Prompt
Please write out every entry below, word for word.

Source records
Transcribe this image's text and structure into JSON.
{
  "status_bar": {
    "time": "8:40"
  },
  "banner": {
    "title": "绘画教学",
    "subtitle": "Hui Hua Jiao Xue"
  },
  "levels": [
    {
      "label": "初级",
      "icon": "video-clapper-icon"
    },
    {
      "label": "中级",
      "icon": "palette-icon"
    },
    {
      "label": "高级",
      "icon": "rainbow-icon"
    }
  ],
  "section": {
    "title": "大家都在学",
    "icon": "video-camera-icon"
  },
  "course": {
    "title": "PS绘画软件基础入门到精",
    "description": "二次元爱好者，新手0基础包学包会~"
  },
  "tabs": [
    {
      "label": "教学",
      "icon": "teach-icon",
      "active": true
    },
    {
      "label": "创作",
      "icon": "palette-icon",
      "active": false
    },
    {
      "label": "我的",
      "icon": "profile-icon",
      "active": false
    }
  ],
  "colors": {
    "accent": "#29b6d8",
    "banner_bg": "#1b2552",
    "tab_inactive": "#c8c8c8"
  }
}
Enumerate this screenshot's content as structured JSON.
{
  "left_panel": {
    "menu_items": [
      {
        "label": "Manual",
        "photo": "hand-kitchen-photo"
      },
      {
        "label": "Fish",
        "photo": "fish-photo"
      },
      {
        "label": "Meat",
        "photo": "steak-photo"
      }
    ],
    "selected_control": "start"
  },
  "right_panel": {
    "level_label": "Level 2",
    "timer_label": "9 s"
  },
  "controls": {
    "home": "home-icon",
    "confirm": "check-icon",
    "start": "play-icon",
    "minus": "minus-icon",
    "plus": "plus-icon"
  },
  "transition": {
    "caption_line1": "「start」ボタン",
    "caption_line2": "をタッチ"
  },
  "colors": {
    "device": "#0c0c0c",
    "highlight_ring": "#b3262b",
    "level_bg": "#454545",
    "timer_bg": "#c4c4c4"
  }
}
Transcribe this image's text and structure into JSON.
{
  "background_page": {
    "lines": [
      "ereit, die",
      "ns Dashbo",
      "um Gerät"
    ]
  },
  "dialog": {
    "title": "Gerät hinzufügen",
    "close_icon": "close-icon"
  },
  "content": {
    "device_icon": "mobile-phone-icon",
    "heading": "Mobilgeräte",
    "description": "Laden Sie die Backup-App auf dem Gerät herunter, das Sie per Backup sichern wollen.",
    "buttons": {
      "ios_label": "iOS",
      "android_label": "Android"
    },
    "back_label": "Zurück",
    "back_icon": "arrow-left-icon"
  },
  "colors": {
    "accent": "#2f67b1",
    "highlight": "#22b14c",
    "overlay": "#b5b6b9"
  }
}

Problem solution
Transcribe this image's text and structure into JSON.
{
  "status_bar": {
    "time": "8:40"
  },
  "banner": {
    "title": "绘画教学",
    "subtitle": "Hui Hua Jiao Xue"
  },
  "levels": [
    {
      "label": "初级",
      "icon": "video-clapper-icon"
    },
    {
      "label": "中级",
      "icon": "palette-icon"
    },
    {
      "label": "高级",
      "icon": "rainbow-icon"
    }
  ],
  "section": {
    "title": "大家都在学",
    "icon": "video-camera-icon"
  },
  "course": {
    "title": "PS绘画软件基础入门到精",
    "description": "二次元爱好者，新手0基础包学包会~"
  },
  "tabs": [
    {
      "label": "教学",
      "icon": "teach-icon",
      "active": true
    },
    {
      "label": "创作",
      "icon": "palette-icon",
      "active": false
    },
    {
      "label": "我的",
      "icon": "profile-icon",
      "active": false
    }
  ],
  "colors": {
    "accent": "#29b6d8",
    "banner_bg": "#1b2552",
    "tab_inactive": "#c8c8c8"
  }
}
Enumerate this screenshot's content as structured JSON.
{
  "left_panel": {
    "menu_items": [
      {
        "label": "Manual",
        "photo": "hand-kitchen-photo"
      },
      {
        "label": "Fish",
        "photo": "fish-photo"
      },
      {
        "label": "Meat",
        "photo": "steak-photo"
      }
    ],
    "selected_control": "start"
  },
  "right_panel": {
    "level_label": "Level 2",
    "timer_label": "9 s"
  },
  "controls": {
    "home": "home-icon",
    "confirm": "check-icon",
    "start": "play-icon",
    "minus": "minus-icon",
    "plus": "plus-icon"
  },
  "transition": {
    "caption_line1": "「start」ボタン",
    "caption_line2": "をタッチ"
  },
  "colors": {
    "device": "#0c0c0c",
    "highlight_ring": "#b3262b",
    "level_bg": "#454545",
    "timer_bg": "#c4c4c4"
  }
}
Transcribe this image's text and structure into JSON.
{
  "background_page": {
    "lines": [
      "ereit, die",
      "ns Dashbo",
      "um Gerät"
    ]
  },
  "dialog": {
    "title": "Gerät hinzufügen",
    "close_icon": "close-icon"
  },
  "content": {
    "device_icon": "mobile-phone-icon",
    "heading": "Mobilgeräte",
    "description": "Laden Sie die Backup-App auf dem Gerät herunter, das Sie per Backup sichern wollen.",
    "buttons": {
      "ios_label": "iOS",
      "android_label": "Android"
    },
    "back_label": "Zurück",
    "back_icon": "arrow-left-icon"
  },
  "colors": {
    "accent": "#2f67b1",
    "highlight": "#22b14c",
    "overlay": "#b5b6b9"
  }
}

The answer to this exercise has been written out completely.